Start of Materials provided

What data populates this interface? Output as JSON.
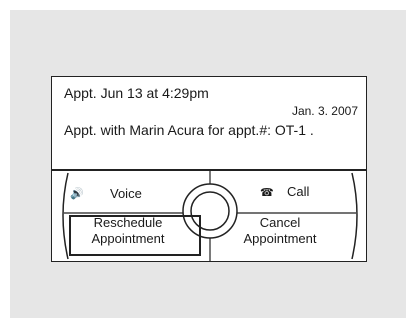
{
  "appointment": {
    "title": "Appt. Jun  13 at  4:29pm",
    "date": "Jan. 3. 2007",
    "detail": "Appt. with Marin Acura for appt.#: OT-1 ."
  },
  "controls": {
    "voice_label": "Voice",
    "call_label": "Call",
    "reschedule_label": [
      "Reschedule",
      "Appointment"
    ],
    "cancel_label": [
      "Cancel",
      "Appointment"
    ]
  },
  "icons": {
    "voice": "speaker-icon",
    "call": "phone-handset-icon"
  }
}
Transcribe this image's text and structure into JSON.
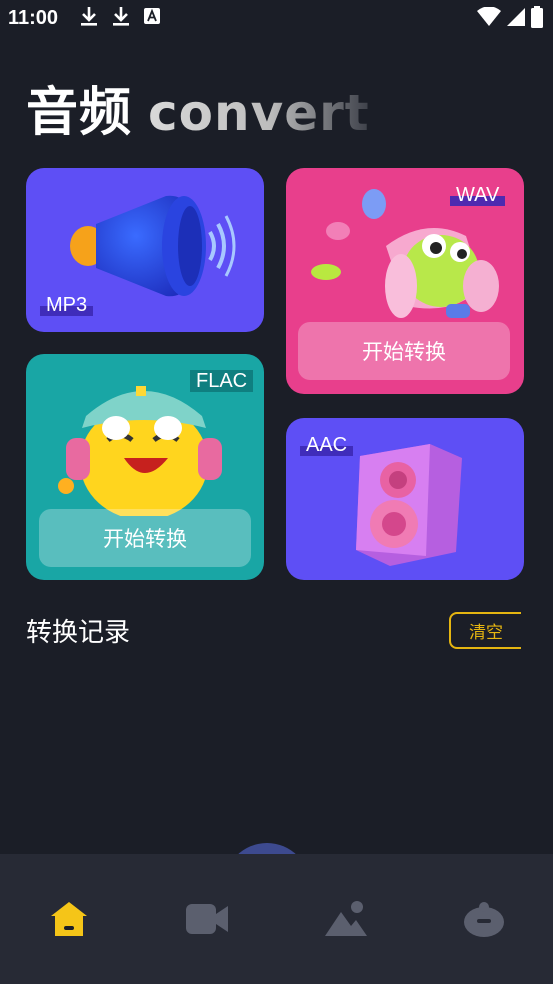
{
  "status_bar": {
    "time": "11:00",
    "left_icons": [
      "download-icon",
      "download-icon",
      "text-a-icon"
    ],
    "right_icons": [
      "wifi-icon",
      "signal-icon",
      "battery-icon"
    ]
  },
  "header": {
    "title_cn": "音频",
    "title_en": "convert"
  },
  "cards": {
    "mp3": {
      "label": "MP3",
      "color": "#5e4ff5",
      "illustration": "speaker-horn-icon"
    },
    "wav": {
      "label": "WAV",
      "color": "#e83f8c",
      "button": "开始转换",
      "illustration": "frog-horn-icon"
    },
    "flac": {
      "label": "FLAC",
      "color": "#19a6a5",
      "button": "开始转换",
      "illustration": "headphone-character-icon"
    },
    "aac": {
      "label": "AAC",
      "color": "#5e4ff5",
      "illustration": "loudspeaker-box-icon"
    }
  },
  "history": {
    "title": "转换记录",
    "clear_label": "清空"
  },
  "bottom_nav": {
    "items": [
      {
        "name": "home-icon",
        "active": true
      },
      {
        "name": "video-icon",
        "active": false
      },
      {
        "name": "image-icon",
        "active": false
      },
      {
        "name": "profile-icon",
        "active": false
      }
    ],
    "accent": "#f5c518"
  }
}
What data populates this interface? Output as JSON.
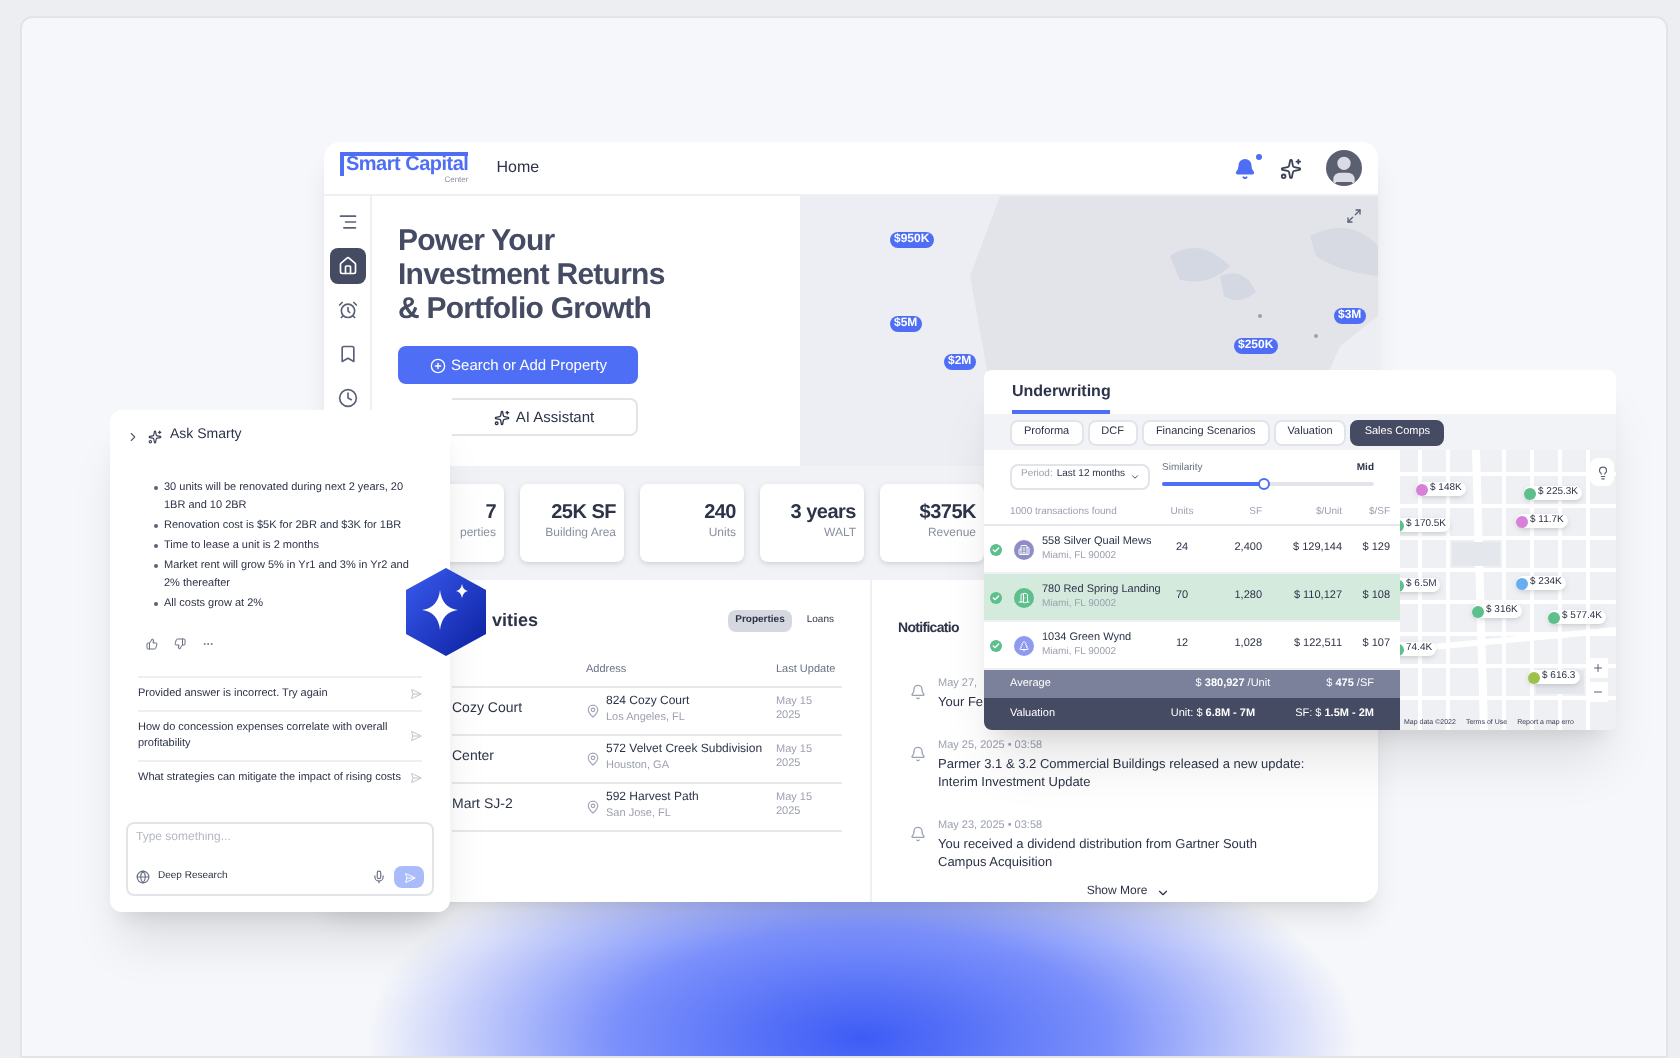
{
  "app": {
    "logo": "Smart Capital",
    "logo_sub": "Center",
    "nav": "Home",
    "unread": true
  },
  "sidebar_items": [
    {
      "kind": "toggle",
      "selected": false
    },
    {
      "kind": "home",
      "selected": true
    },
    {
      "kind": "alarm",
      "selected": false
    },
    {
      "kind": "bookmark",
      "selected": false
    },
    {
      "kind": "history",
      "selected": false
    }
  ],
  "hero": {
    "title": "Power Your Investment Returns & Portfolio Growth",
    "primary_button": "Search or Add Property",
    "secondary_button": "AI Assistant"
  },
  "map_pins": [
    "$950K",
    "$5M",
    "$2M",
    "$250K",
    "$3M"
  ],
  "stats": [
    {
      "value": "7",
      "label": "perties"
    },
    {
      "value": "25K SF",
      "label": "Building Area"
    },
    {
      "value": "240",
      "label": "Units"
    },
    {
      "value": "3 years",
      "label": "WALT"
    },
    {
      "value": "$375K",
      "label": "Revenue"
    }
  ],
  "activities": {
    "title": "vities",
    "tabs": [
      {
        "label": "Properties",
        "selected": true
      },
      {
        "label": "Loans",
        "selected": false
      }
    ],
    "columns": [
      "Address",
      "Last Update"
    ],
    "rows": [
      {
        "name": "Cozy Court",
        "address": "824 Cozy Court",
        "city": "Los Angeles, FL",
        "updated": "May 15 2025"
      },
      {
        "name": "Center",
        "address": "572 Velvet Creek Subdivision",
        "city": "Houston, GA",
        "updated": "May 15 2025"
      },
      {
        "name": "Mart SJ-2",
        "address": "592 Harvest Path",
        "city": "San Jose, FL",
        "updated": "May 15 2025"
      }
    ]
  },
  "notifications": {
    "title": "Notificatio",
    "items": [
      {
        "date": "May 27,",
        "text": "Your Fe"
      },
      {
        "date": "May 25, 2025 • 03:58",
        "text": "Parmer 3.1 & 3.2 Commercial Buildings released a new update: Interim Investment Update"
      },
      {
        "date": "May 23, 2025 • 03:58",
        "text": "You received a dividend distribution from Gartner South Campus Acquisition"
      }
    ],
    "more": "Show More"
  },
  "underwriting": {
    "title": "Underwriting",
    "tabs": [
      {
        "label": "Proforma",
        "selected": false
      },
      {
        "label": "DCF",
        "selected": false
      },
      {
        "label": "Financing Scenarios",
        "selected": false
      },
      {
        "label": "Valuation",
        "selected": false
      },
      {
        "label": "Sales Comps",
        "selected": true
      }
    ],
    "period_label": "Period:",
    "period": "Last 12 months",
    "similarity_label": "Similarity",
    "similarity": {
      "level": 0.48
    },
    "similarity_value": "Mid",
    "columns": [
      "1000 transactions found",
      "Units",
      "SF",
      "$/Unit",
      "$/SF"
    ],
    "rows": [
      {
        "name": "558 Silver Quail Mews",
        "city": "Miami, FL 90002",
        "units": "24",
        "sf": "2,400",
        "per_unit": "$ 129,144",
        "per_sf": "$ 129",
        "checked": true,
        "selected": false,
        "color": "#8d8fc4"
      },
      {
        "name": "780 Red Spring Landing",
        "city": "Miami, FL 90002",
        "units": "70",
        "sf": "1,280",
        "per_unit": "$ 110,127",
        "per_sf": "$ 108",
        "checked": true,
        "selected": true,
        "color": "#5cbf8c"
      },
      {
        "name": "1034 Green Wynd",
        "city": "Miami, FL 90002",
        "units": "12",
        "sf": "1,028",
        "per_unit": "$ 122,511",
        "per_sf": "$ 107",
        "checked": true,
        "selected": false,
        "color": "#8e9af0"
      }
    ],
    "average_label": "Average",
    "average_unit": "$ **380,927** /Unit",
    "average_sf": "$ **475** /SF",
    "valuation_label": "Valuation",
    "valuation_unit": "Unit: $ **6.8M - 7M**",
    "valuation_sf": "SF: $ **1.5M - 2M**",
    "map_pins": [
      {
        "label": "$ 148K",
        "color": "#d77fd9"
      },
      {
        "label": "$ 225.3K",
        "color": "#5cbf8c"
      },
      {
        "label": "$ 170.5K",
        "color": "#5cbf8c"
      },
      {
        "label": "$ 11.7K",
        "color": "#d77fd9"
      },
      {
        "label": "$ 6.5M",
        "color": "#5cbf8c"
      },
      {
        "label": "$ 234K",
        "color": "#66aef0"
      },
      {
        "label": "$ 316K",
        "color": "#5cbf8c"
      },
      {
        "label": "$ 577.4K",
        "color": "#5cbf8c"
      },
      {
        "label": "74.4K",
        "color": "#5cbf8c"
      },
      {
        "label": "$ 616.3",
        "color": "#9cc24a"
      }
    ],
    "attribution": [
      "Map data ©2022",
      "Terms of Use",
      "Report a map erro"
    ]
  },
  "chat": {
    "title": "Ask Smarty",
    "bullets": [
      "30 units will be renovated during next 2 years, 20 1BR and 10 2BR",
      "Renovation cost is $5K for 2BR and $3K for 1BR",
      "Time to lease a unit is 2 months",
      "Market rent will grow 5% in Yr1 and 3% in Yr2 and 2% thereafter",
      "All costs grow at 2%"
    ],
    "suggestions": [
      "Provided answer is incorrect. Try again",
      "How do concession expenses correlate with overall profitability",
      "What strategies can mitigate the impact of rising costs"
    ],
    "placeholder": "Type something...",
    "mode": "Deep Research"
  }
}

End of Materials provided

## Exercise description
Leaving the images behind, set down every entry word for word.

## Final answer
What data populates this interface? Output as JSON.
{
  "appointment": {
    "title": "Appt. Jun  13 at  4:29pm",
    "date": "Jan. 3. 2007",
    "detail": "Appt. with Marin Acura for appt.#: OT-1 ."
  },
  "controls": {
    "voice_label": "Voice",
    "call_label": "Call",
    "reschedule_label": [
      "Reschedule",
      "Appointment"
    ],
    "cancel_label": [
      "Cancel",
      "Appointment"
    ]
  },
  "icons": {
    "voice": "speaker-icon",
    "call": "phone-handset-icon"
  }
}
Transcribe this image's text and structure into JSON.
{
  "status_bar": {
    "time": "11:00",
    "left_icons": [
      "download-icon",
      "download-icon",
      "text-a-icon"
    ],
    "right_icons": [
      "wifi-icon",
      "signal-icon",
      "battery-icon"
    ]
  },
  "header": {
    "title_cn": "音频",
    "title_en": "convert"
  },
  "cards": {
    "mp3": {
      "label": "MP3",
      "color": "#5e4ff5",
      "illustration": "speaker-horn-icon"
    },
    "wav": {
      "label": "WAV",
      "color": "#e83f8c",
      "button": "开始转换",
      "illustration": "frog-horn-icon"
    },
    "flac": {
      "label": "FLAC",
      "color": "#19a6a5",
      "button": "开始转换",
      "illustration": "headphone-character-icon"
    },
    "aac": {
      "label": "AAC",
      "color": "#5e4ff5",
      "illustration": "loudspeaker-box-icon"
    }
  },
  "history": {
    "title": "转换记录",
    "clear_label": "清空"
  },
  "bottom_nav": {
    "items": [
      {
        "name": "home-icon",
        "active": true
      },
      {
        "name": "video-icon",
        "active": false
      },
      {
        "name": "image-icon",
        "active": false
      },
      {
        "name": "profile-icon",
        "active": false
      }
    ],
    "accent": "#f5c518"
  }
}
What data populates this interface? Output as JSON.
{
  "app": {
    "logo": "Smart Capital",
    "logo_sub": "Center",
    "nav": "Home",
    "unread": true
  },
  "sidebar_items": [
    {
      "kind": "toggle",
      "selected": false
    },
    {
      "kind": "home",
      "selected": true
    },
    {
      "kind": "alarm",
      "selected": false
    },
    {
      "kind": "bookmark",
      "selected": false
    },
    {
      "kind": "history",
      "selected": false
    }
  ],
  "hero": {
    "title": "Power Your Investment Returns & Portfolio Growth",
    "primary_button": "Search or Add Property",
    "secondary_button": "AI Assistant"
  },
  "map_pins": [
    "$950K",
    "$5M",
    "$2M",
    "$250K",
    "$3M"
  ],
  "stats": [
    {
      "value": "7",
      "label": "perties"
    },
    {
      "value": "25K SF",
      "label": "Building Area"
    },
    {
      "value": "240",
      "label": "Units"
    },
    {
      "value": "3 years",
      "label": "WALT"
    },
    {
      "value": "$375K",
      "label": "Revenue"
    }
  ],
  "activities": {
    "title": "vities",
    "tabs": [
      {
        "label": "Properties",
        "selected": true
      },
      {
        "label": "Loans",
        "selected": false
      }
    ],
    "columns": [
      "Address",
      "Last Update"
    ],
    "rows": [
      {
        "name": "Cozy Court",
        "address": "824 Cozy Court",
        "city": "Los Angeles, FL",
        "updated": "May 15 2025"
      },
      {
        "name": "Center",
        "address": "572 Velvet Creek Subdivision",
        "city": "Houston, GA",
        "updated": "May 15 2025"
      },
      {
        "name": "Mart SJ-2",
        "address": "592 Harvest Path",
        "city": "San Jose, FL",
        "updated": "May 15 2025"
      }
    ]
  },
  "notifications": {
    "title": "Notificatio",
    "items": [
      {
        "date": "May 27,",
        "text": "Your Fe"
      },
      {
        "date": "May 25, 2025 • 03:58",
        "text": "Parmer 3.1 & 3.2 Commercial Buildings released a new update: Interim Investment Update"
      },
      {
        "date": "May 23, 2025 • 03:58",
        "text": "You received a dividend distribution from Gartner South Campus Acquisition"
      }
    ],
    "more": "Show More"
  },
  "underwriting": {
    "title": "Underwriting",
    "tabs": [
      {
        "label": "Proforma",
        "selected": false
      },
      {
        "label": "DCF",
        "selected": false
      },
      {
        "label": "Financing Scenarios",
        "selected": false
      },
      {
        "label": "Valuation",
        "selected": false
      },
      {
        "label": "Sales Comps",
        "selected": true
      }
    ],
    "period_label": "Period:",
    "period": "Last 12 months",
    "similarity_label": "Similarity",
    "similarity": {
      "level": 0.48
    },
    "similarity_value": "Mid",
    "columns": [
      "1000 transactions found",
      "Units",
      "SF",
      "$/Unit",
      "$/SF"
    ],
    "rows": [
      {
        "name": "558 Silver Quail Mews",
        "city": "Miami, FL 90002",
        "units": "24",
        "sf": "2,400",
        "per_unit": "$ 129,144",
        "per_sf": "$ 129",
        "checked": true,
        "selected": false,
        "color": "#8d8fc4"
      },
      {
        "name": "780 Red Spring Landing",
        "city": "Miami, FL 90002",
        "units": "70",
        "sf": "1,280",
        "per_unit": "$ 110,127",
        "per_sf": "$ 108",
        "checked": true,
        "selected": true,
        "color": "#5cbf8c"
      },
      {
        "name": "1034 Green Wynd",
        "city": "Miami, FL 90002",
        "units": "12",
        "sf": "1,028",
        "per_unit": "$ 122,511",
        "per_sf": "$ 107",
        "checked": true,
        "selected": false,
        "color": "#8e9af0"
      }
    ],
    "average_label": "Average",
    "average_unit": "$ **380,927** /Unit",
    "average_sf": "$ **475** /SF",
    "valuation_label": "Valuation",
    "valuation_unit": "Unit: $ **6.8M - 7M**",
    "valuation_sf": "SF: $ **1.5M - 2M**",
    "map_pins": [
      {
        "label": "$ 148K",
        "color": "#d77fd9"
      },
      {
        "label": "$ 225.3K",
        "color": "#5cbf8c"
      },
      {
        "label": "$ 170.5K",
        "color": "#5cbf8c"
      },
      {
        "label": "$ 11.7K",
        "color": "#d77fd9"
      },
      {
        "label": "$ 6.5M",
        "color": "#5cbf8c"
      },
      {
        "label": "$ 234K",
        "color": "#66aef0"
      },
      {
        "label": "$ 316K",
        "color": "#5cbf8c"
      },
      {
        "label": "$ 577.4K",
        "color": "#5cbf8c"
      },
      {
        "label": "74.4K",
        "color": "#5cbf8c"
      },
      {
        "label": "$ 616.3",
        "color": "#9cc24a"
      }
    ],
    "attribution": [
      "Map data ©2022",
      "Terms of Use",
      "Report a map erro"
    ]
  },
  "chat": {
    "title": "Ask Smarty",
    "bullets": [
      "30 units will be renovated during next 2 years, 20 1BR and 10 2BR",
      "Renovation cost is $5K for 2BR and $3K for 1BR",
      "Time to lease a unit is 2 months",
      "Market rent will grow 5% in Yr1 and 3% in Yr2 and 2% thereafter",
      "All costs grow at 2%"
    ],
    "suggestions": [
      "Provided answer is incorrect. Try again",
      "How do concession expenses correlate with overall profitability",
      "What strategies can mitigate the impact of rising costs"
    ],
    "placeholder": "Type something...",
    "mode": "Deep Research"
  }
}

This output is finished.